### TASK STATEMENT
Count lines with "brand" below; give only the number.

Items from an interface collection:
#####

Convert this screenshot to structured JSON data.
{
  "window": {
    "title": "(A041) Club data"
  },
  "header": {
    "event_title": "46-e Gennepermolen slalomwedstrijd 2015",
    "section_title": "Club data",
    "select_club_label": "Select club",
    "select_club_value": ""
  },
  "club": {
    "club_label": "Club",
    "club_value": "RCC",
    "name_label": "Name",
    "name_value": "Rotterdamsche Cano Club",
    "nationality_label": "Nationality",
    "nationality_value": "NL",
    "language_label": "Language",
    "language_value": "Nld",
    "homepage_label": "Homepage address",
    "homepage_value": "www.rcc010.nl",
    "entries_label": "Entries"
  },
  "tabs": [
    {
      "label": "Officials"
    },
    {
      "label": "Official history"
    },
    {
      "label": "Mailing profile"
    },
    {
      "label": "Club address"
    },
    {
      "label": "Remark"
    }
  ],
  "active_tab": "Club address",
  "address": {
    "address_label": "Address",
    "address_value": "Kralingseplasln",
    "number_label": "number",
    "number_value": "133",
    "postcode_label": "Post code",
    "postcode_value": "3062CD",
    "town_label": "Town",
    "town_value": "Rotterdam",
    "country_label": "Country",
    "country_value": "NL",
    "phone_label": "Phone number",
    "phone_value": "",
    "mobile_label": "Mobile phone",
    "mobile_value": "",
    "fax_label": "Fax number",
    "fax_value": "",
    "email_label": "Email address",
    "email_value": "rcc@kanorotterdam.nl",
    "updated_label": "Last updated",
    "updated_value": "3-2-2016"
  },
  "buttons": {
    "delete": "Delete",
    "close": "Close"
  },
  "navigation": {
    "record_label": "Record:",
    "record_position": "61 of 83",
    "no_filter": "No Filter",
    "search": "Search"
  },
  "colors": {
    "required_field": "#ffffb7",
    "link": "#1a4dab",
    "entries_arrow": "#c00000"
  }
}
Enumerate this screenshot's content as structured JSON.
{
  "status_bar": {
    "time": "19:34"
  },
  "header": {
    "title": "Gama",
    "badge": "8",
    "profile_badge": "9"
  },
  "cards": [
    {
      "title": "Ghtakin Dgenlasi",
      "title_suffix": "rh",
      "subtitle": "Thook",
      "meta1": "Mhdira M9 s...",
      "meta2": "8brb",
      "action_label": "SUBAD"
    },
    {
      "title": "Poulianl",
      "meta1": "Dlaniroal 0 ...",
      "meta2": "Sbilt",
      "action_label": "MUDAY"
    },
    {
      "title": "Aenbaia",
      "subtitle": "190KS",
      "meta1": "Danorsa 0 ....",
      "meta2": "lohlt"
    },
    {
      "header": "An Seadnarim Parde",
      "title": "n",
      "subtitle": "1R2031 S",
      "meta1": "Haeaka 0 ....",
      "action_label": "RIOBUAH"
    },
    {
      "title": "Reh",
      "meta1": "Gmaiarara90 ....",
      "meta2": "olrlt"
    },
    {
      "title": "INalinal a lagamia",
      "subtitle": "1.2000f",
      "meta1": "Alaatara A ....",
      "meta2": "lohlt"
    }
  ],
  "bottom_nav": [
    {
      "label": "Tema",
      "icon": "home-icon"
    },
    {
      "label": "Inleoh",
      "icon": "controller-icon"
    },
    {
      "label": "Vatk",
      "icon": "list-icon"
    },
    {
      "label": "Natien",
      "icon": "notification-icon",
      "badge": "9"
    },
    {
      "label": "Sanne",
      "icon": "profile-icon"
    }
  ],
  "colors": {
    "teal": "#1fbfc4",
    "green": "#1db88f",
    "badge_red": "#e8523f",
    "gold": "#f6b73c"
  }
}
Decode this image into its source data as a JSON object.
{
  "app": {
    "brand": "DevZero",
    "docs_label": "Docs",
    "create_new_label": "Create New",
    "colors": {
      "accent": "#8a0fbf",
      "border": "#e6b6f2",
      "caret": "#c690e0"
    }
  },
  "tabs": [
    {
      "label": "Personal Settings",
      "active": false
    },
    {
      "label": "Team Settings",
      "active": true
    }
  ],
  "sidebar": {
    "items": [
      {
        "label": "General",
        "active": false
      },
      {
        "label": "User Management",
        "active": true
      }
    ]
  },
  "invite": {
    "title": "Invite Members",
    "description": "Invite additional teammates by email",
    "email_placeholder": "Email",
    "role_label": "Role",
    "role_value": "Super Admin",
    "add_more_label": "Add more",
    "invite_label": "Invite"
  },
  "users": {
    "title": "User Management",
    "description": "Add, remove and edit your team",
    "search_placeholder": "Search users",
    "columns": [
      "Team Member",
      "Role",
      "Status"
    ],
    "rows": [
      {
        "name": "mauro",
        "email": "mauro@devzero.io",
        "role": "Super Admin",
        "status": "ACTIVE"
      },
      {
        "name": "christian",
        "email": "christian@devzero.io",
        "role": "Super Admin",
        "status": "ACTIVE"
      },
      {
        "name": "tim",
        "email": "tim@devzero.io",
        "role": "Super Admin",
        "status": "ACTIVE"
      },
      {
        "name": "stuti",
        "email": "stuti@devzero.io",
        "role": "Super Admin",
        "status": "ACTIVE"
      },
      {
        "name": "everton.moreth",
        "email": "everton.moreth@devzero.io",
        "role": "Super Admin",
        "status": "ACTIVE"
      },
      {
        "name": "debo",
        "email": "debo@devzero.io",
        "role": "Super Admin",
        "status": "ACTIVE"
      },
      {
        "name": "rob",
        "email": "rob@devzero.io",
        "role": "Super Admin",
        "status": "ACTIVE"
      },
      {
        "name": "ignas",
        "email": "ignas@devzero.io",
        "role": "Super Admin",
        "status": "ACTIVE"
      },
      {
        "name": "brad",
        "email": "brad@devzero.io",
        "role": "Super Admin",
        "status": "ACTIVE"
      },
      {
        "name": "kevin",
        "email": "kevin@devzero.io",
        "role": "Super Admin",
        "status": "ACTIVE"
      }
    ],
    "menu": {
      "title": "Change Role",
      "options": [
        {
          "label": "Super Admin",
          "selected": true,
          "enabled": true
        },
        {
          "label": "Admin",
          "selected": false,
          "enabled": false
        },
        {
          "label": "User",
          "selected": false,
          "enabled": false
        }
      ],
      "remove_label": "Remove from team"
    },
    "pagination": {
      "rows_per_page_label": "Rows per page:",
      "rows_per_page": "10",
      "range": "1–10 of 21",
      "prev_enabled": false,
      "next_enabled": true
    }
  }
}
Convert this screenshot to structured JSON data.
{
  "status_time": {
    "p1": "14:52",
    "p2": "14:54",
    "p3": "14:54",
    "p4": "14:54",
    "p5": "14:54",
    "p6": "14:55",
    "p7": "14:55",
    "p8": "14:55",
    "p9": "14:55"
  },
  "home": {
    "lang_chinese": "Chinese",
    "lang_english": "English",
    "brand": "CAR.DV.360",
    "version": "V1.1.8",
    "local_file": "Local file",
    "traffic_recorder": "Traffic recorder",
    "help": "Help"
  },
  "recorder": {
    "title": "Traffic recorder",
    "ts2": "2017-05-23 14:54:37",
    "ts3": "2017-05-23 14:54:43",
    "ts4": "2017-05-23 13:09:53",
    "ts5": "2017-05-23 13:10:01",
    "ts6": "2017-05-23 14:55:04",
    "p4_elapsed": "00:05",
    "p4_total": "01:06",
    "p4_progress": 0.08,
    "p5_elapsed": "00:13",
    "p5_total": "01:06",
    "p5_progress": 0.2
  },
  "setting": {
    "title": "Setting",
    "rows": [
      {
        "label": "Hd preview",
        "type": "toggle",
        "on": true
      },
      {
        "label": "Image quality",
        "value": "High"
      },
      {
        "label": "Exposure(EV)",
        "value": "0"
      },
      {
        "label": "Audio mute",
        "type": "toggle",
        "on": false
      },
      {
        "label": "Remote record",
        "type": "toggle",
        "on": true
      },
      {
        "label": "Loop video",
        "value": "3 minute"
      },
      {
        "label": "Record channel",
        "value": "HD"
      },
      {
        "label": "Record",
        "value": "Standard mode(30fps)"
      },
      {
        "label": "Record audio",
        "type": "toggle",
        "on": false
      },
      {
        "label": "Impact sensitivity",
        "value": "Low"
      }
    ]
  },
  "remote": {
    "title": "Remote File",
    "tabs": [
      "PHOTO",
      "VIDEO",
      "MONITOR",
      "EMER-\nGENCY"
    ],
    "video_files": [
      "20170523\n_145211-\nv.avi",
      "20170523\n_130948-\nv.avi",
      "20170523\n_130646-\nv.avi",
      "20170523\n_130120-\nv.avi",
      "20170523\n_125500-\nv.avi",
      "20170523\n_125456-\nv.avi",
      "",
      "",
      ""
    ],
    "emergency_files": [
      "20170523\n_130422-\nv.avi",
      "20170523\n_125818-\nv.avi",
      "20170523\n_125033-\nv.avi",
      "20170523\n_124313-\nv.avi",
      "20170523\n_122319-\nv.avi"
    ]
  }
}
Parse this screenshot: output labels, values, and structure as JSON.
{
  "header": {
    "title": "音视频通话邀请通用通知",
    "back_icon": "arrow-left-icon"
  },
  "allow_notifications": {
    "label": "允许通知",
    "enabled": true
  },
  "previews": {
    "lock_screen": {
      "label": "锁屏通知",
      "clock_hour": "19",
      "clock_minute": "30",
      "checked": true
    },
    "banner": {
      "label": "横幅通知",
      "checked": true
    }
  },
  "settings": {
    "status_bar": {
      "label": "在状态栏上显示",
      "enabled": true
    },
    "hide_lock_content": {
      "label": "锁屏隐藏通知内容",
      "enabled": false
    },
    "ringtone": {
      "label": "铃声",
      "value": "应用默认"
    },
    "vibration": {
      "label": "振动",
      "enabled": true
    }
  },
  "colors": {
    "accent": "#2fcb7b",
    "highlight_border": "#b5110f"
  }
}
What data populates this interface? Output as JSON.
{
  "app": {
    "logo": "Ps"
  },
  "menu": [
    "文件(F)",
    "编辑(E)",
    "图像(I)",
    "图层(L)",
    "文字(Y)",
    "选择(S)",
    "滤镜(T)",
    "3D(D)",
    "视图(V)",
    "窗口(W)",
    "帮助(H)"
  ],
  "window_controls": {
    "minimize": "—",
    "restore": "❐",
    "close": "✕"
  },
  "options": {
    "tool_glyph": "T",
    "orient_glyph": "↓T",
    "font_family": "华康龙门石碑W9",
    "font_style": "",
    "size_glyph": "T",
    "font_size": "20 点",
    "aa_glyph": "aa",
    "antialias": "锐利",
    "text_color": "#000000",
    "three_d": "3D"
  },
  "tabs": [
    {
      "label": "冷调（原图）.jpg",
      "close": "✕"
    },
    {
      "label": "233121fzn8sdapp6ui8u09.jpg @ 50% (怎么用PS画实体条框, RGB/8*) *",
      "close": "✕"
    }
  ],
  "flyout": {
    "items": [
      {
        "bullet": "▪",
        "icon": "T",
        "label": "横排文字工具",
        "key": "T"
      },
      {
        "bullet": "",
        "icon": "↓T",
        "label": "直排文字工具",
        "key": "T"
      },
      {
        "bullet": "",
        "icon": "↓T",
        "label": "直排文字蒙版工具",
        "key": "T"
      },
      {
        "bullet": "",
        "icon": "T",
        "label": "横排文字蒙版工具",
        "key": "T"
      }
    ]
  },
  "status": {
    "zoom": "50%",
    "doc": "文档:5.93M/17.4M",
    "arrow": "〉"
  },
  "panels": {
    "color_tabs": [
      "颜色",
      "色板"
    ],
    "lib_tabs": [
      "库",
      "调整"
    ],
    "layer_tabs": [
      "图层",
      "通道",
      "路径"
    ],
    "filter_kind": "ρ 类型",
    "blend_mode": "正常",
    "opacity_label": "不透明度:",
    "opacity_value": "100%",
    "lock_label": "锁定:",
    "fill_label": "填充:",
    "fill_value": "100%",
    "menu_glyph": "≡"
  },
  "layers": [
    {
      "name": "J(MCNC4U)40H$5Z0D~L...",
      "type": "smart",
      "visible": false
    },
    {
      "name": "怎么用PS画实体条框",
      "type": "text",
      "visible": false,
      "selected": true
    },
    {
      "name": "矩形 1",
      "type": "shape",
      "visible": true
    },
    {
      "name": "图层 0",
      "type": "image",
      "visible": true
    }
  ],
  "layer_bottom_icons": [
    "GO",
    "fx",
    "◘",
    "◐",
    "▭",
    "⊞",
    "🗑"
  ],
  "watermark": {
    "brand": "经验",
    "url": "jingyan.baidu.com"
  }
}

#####

### REPLY TO THE TASK
3